Juneteenth is a celebration of bravery, fortitude, and the awakening of our “better angels” – a wish for unity as stated in Abraham Lincoln’s First Inaugural address. And nowhere does the celebration of Juneteenth resonate more than in the Philadelphia region, Chester County and Kennett Square – all-important to the abolition movement and major stations on the underground railroad.
What is Juneteenth?
Juneteenth is a contraction of June and nineteen, also known as Freedom Day, Jubilation Day, Liberation Day, and Emancipation Day. It is a celebration of the emancipation of those who had been enslaved in the United States. Originating in Galveston, Texas, it is now officially celebrated annually on the 19th of June in 47 states. It is commemorated on the anniversary date of the June 19, 1865 announcement by Union Army General Gordon Granger, proclaiming freedom from slavery in Texas.
In many ways, Juneteenth is more important than the reading of Lincoln’s Emancipation Proclamation. It took the intention of the Emancipation Proclamation and made it universal – almost two and a half years after the signing- to include the border states and the frontier of Texas – the last outposts of slavery.
While the Emancipation Proclamation declared that as of January 1, 1863, all enslaved people in the states currently engaged in rebellion against the Union “shall be then, thenceforward, and forever free” the Proclamation itself didn’t actually free any of the approximately 4 million men, women and children held in slavery in the United States when it was signed the following January. The document applied only to enslaved people in the Confederacy, and not to those in the border states that remained loyal to the Union. But its symbolic power was enormous, as it announced freedom for enslaved people as one of the North’s war aims, alongside preserving the Union itself.
As the tide of the war turned in favor of preserving the Union and against the Confederacy, black Americans were welcomed into the Union Army and were integral in helping to defeat the Confederate cause thus paving the way for the more permanent and universal remedy – the 13th amendment to the Constitution.
The Importance of Juneteenth in Chester County
The fight for individual freedom and abolition has a long history that predates the 19th century. The Philadelphia area and Chester County with the locus in Kennett Square was a hotbed of Underground Railroad activity and the universal fight for freedom.
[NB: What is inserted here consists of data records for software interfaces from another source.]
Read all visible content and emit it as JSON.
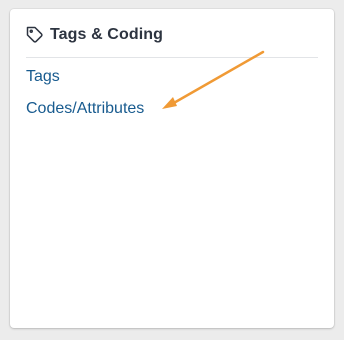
{
  "card": {
    "title": "Tags & Coding",
    "links": [
      {
        "label": "Tags"
      },
      {
        "label": "Codes/Attributes"
      }
    ]
  },
  "icons": {
    "title_icon": "tag-icon",
    "annotation": "arrow-annotation"
  },
  "colors": {
    "link": "#185b8f",
    "title": "#2d3440",
    "arrow": "#f09a35"
  }
}
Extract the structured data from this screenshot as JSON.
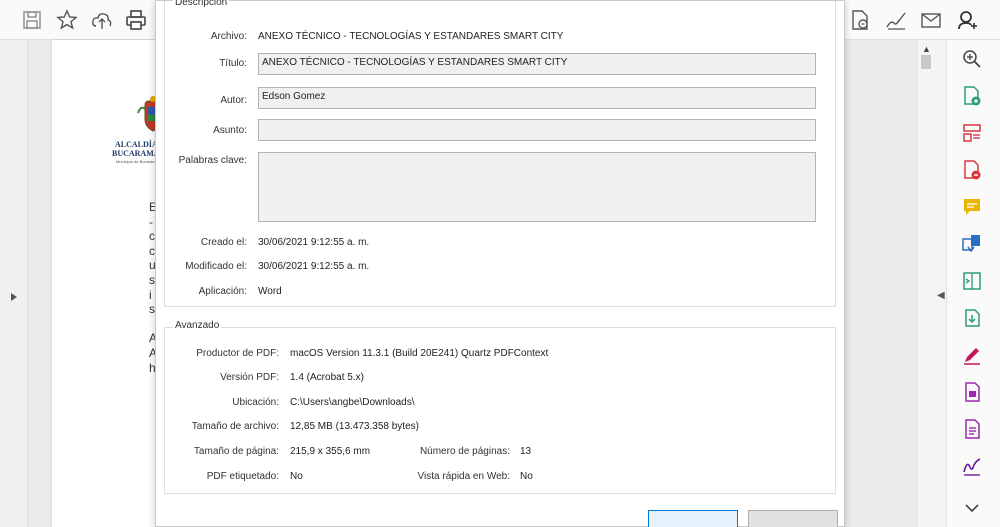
{
  "toolbar": {
    "left_icons": [
      "save-icon",
      "bookmark-star-icon",
      "upload-cloud-icon",
      "print-icon"
    ],
    "right_icons": [
      "export-pdf-icon",
      "sign-icon",
      "mail-icon",
      "share-user-icon"
    ]
  },
  "document": {
    "crest_label": "coat-of-arms",
    "alcaldia_line1": "ALCALDÍA D",
    "alcaldia_line2": "BUCARAMAN",
    "alcaldia_line3": "Municipio de Bucaram",
    "visible_letters": [
      "E",
      "-",
      "c",
      "c",
      "u",
      "s",
      "i",
      "s",
      "",
      "A",
      "A",
      "h"
    ]
  },
  "dialog": {
    "description_group_title": "Descripción",
    "advanced_group_title": "Avanzado",
    "description": {
      "archivo_label": "Archivo:",
      "archivo_value": "ANEXO TÉCNICO - TECNOLOGÍAS Y ESTANDARES SMART CITY",
      "titulo_label": "Título:",
      "titulo_value": "ANEXO TÉCNICO - TECNOLOGÍAS Y ESTANDARES SMART CITY",
      "autor_label": "Autor:",
      "autor_value": "Edson Gomez",
      "asunto_label": "Asunto:",
      "asunto_value": "",
      "palabras_label": "Palabras clave:",
      "palabras_value": "",
      "creado_label": "Creado el:",
      "creado_value": "30/06/2021 9:12:55 a. m.",
      "modificado_label": "Modificado el:",
      "modificado_value": "30/06/2021 9:12:55 a. m.",
      "aplicacion_label": "Aplicación:",
      "aplicacion_value": "Word"
    },
    "advanced": {
      "productor_label": "Productor de PDF:",
      "productor_value": "macOS Version 11.3.1 (Build 20E241) Quartz PDFContext",
      "version_label": "Versión PDF:",
      "version_value": "1.4 (Acrobat 5.x)",
      "ubicacion_label": "Ubicación:",
      "ubicacion_value": "C:\\Users\\angbe\\Downloads\\",
      "tamano_archivo_label": "Tamaño de archivo:",
      "tamano_archivo_value": "12,85 MB (13.473.358 bytes)",
      "tamano_pagina_label": "Tamaño de página:",
      "tamano_pagina_value": "215,9 x 355,6 mm",
      "num_paginas_label": "Número de páginas:",
      "num_paginas_value": "13",
      "etiquetado_label": "PDF etiquetado:",
      "etiquetado_value": "No",
      "vista_rapida_label": "Vista rápida en Web:",
      "vista_rapida_value": "No"
    }
  },
  "rail_icons": [
    "zoom-in-icon",
    "create-pdf-icon",
    "organize-pages-icon",
    "edit-pdf-icon",
    "comment-icon",
    "combine-files-icon",
    "compress-pdf-icon",
    "export-pdf-icon",
    "fill-sign-icon",
    "protect-icon",
    "optimize-pdf-icon",
    "signature-icon",
    "chevron-down-icon"
  ],
  "colors": {
    "accent_blue": "#0078d7",
    "adobe_red": "#d7373f",
    "adobe_green": "#2d9d78",
    "adobe_purple": "#9c27b0",
    "adobe_yellow": "#e8b500"
  }
}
The Underground Railroad, a vast network of people who helped fugitive slaves escape to the North and to Canada, was not run by any single organization or person. Rather, it consisted of many individuals, both white and black. It was an organized system to assist runaway slaves that began towards the end of the 18th century.
In 1786, George Washington complained about how one of his runaway slaves was helped by a “society of Quakers, formed for such purposes.” The system grew, and around 1831 it was dubbed “The Underground Railroad,” after the then-emerging steam railroads. The system even used terms used in railroading: the homes and businesses where fugitives would rest and eat were called “stations” and “depots” and were run by “stationmasters,” those who contributed money or goods were “stockholders,” and the “conductor” was responsible for moving fugitives from one station to the next. Each “conductor” knew only of their own local efforts to aid fugitives and not of the overall operation.
Many of the conductors of the Underground Railroad escorted people and families to the safe “stations” or “depots” in Kennett Square and West Chester, PA. The locations of these safe houses and the cemeteries for those who did not make it have been preserved as a testament to the powerful draw toward freedom and equality that is cherished here to this day.
Located near the border with Maryland, Kennett Square and its many Quaker residents were abolitionists. You can still see The Fussell House, also known as The Pines, located at the intersection of Old Baltimore Pike (Rt. 1) and McFarland Road, one of the “stations” on the Underground Railroad. The home was owned by Dr. Benjamin Fussell, one of the founders of the American Anti-Slavery Society.
As a result of the rich history in the area, Kennett Square and Chester County have annual celebrations of Juneteenth, to remind us of what we all can accomplish when working towards common values of community, equality and integrity.
Events to Celebrate Juneteenth in Chester County
There are many events scheduled in Chester County and Kennett Square, in celebration of the sacrifice and courage of those traveling and conducting on the Underground Railroad. Guided-walking tours of local railroad stops, cemeteries and exhibits have been scheduled to commemorate this date. The Cultural Alliance of Chester County has a complete schedule of events throughout the area- just click here to learn more! Events include a Juneteenth Walk in Kennett along with a presentation by the community choir in Anson B. Nixon Park. There are Underground Railroad site tours, A Juneteenth Poetry Slam, and a Journey to Freedom Festival as well- Be sure to click on the calendar to see all of the events.
Kendal-Crosslands Communities Supports Our Local History and Legacy
As part of our deep Quaker roots and celebration of our mutual humanity, Kendal-Crosslands Communities honor our area’s rich cultural legacy and the promise of continued work toward social justice. We honor those whose work, sacrifices and legacy inspire us to remember who we are, what we have done and what we still have yet to achieve.